Would be great to remove the dead code from the Cappuccino source
David Richardson
@enquora
Do bundles in the Frameworks folder need to be compiled to be @<import>ed? Having trouble with several third-party bundles and frameworks there.
Doing some refactoring of an app that has a usage case for functionality as a reusable framework - not able to get @imports working.
David Richardson
@enquora
ok, the problem was when using index-debug.html to preview during development, and the frameworks missing in Frameworks/Debug. Is creation of symlinks there something we should automate - as a capp task and in XcodeCapp?
David Richardson
@enquora

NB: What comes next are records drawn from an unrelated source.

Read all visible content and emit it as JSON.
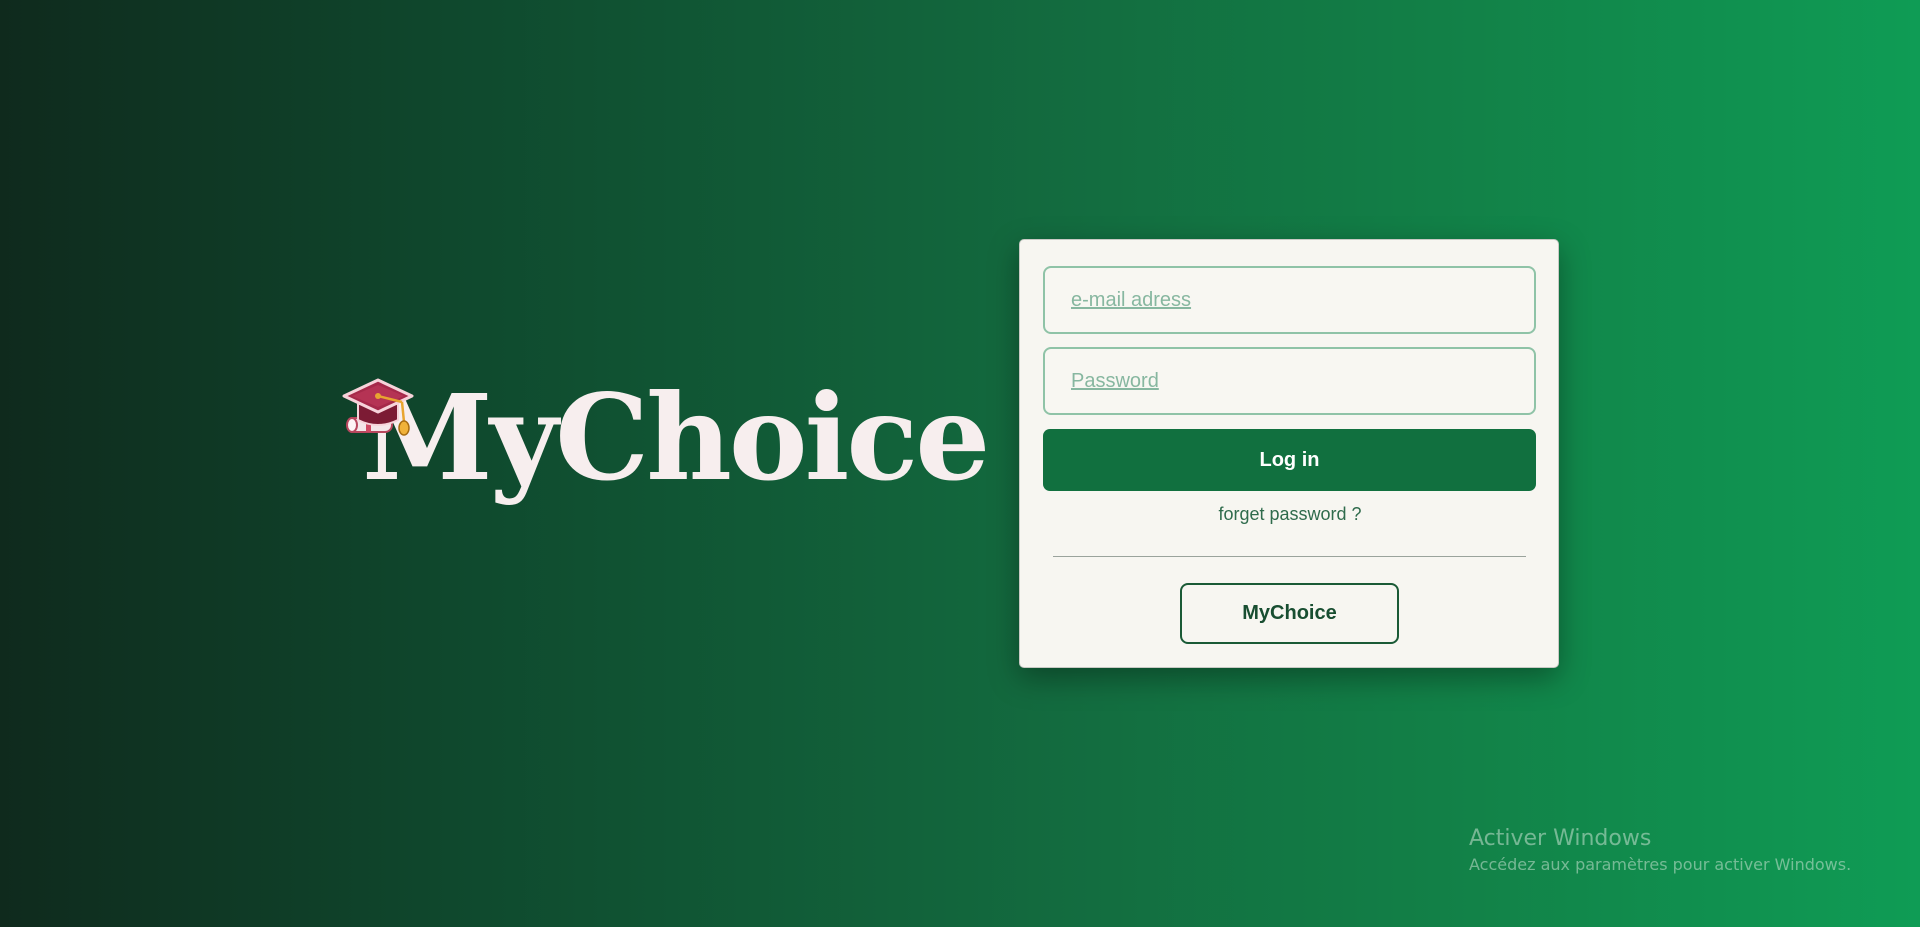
{
  "brand": {
    "title": "MyChoice",
    "logo_icon": "graduation-cap-icon",
    "title_color": "#f7eeee"
  },
  "login_form": {
    "email_placeholder": "e-mail adress",
    "email_value": "",
    "password_placeholder": "Password",
    "password_value": "",
    "login_label": "Log in",
    "forgot_password_label": "forget password ?",
    "secondary_label": "MyChoice"
  },
  "watermark": {
    "title": "Activer Windows",
    "subtitle": "Accédez aux paramètres pour activer Windows."
  },
  "colors": {
    "accent": "#11703f",
    "card_background": "#f7f6f1",
    "field_border": "#8fc3a7",
    "background_dark": "#0f2a1d",
    "background_light": "#0f9c55"
  }
}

@mrcarlberg This question is probaby for you (but anyone with large app experience should chime in)…

Our main app is best approached as a plugin host, with something like 1 1/2 dozen modules which a user can activate. They all have content displayed in the host app, in a defined subview.

Until now, all the modules have lived in a Modules bundle in the main app, each with their own sub-bundle. This works, but it is a subtle invitation for unwanted coupling.

Moving the plugin bundles to the Frameworks folder is more elegant, but they are under active development, including xibs. XcodeCapp won’t see resources in those bundles to recompile (especially xibs). Adding the Framework bundles as separate Xcode projects runs into temporary path permission problems with nib2cib.

It looks as though the only proper way to do this is to move the bundles to their own projects and git repositories.

Thoughts on best practices for large scale development and modularity?

Martin Carlberg
@mrcarlberg
@mucholove Looking forward to see your problems reduced to a simple test case :smiley:
Martin Carlberg
@mrcarlberg
@enquora Is it XcodeCapp that is the main headache for you here?
A Framework is a Bundle so I guess your modules are just a plain Frameworks. Looks very straightforward to me.
To have each as a separate Xcode project looks also very simple. Is your setup that gives you path permission problems the thing you need to look at? It feels like this is coming back to you all the time?
Our project has a very simple setup with one main application with about 35 xib files. To this we have a number of Frameworks and a Theme. We never use XcodeCapp because it overwrites the project file all the time. We run nib2cib and/or objj2objcskeleton manually or with a simple bash script.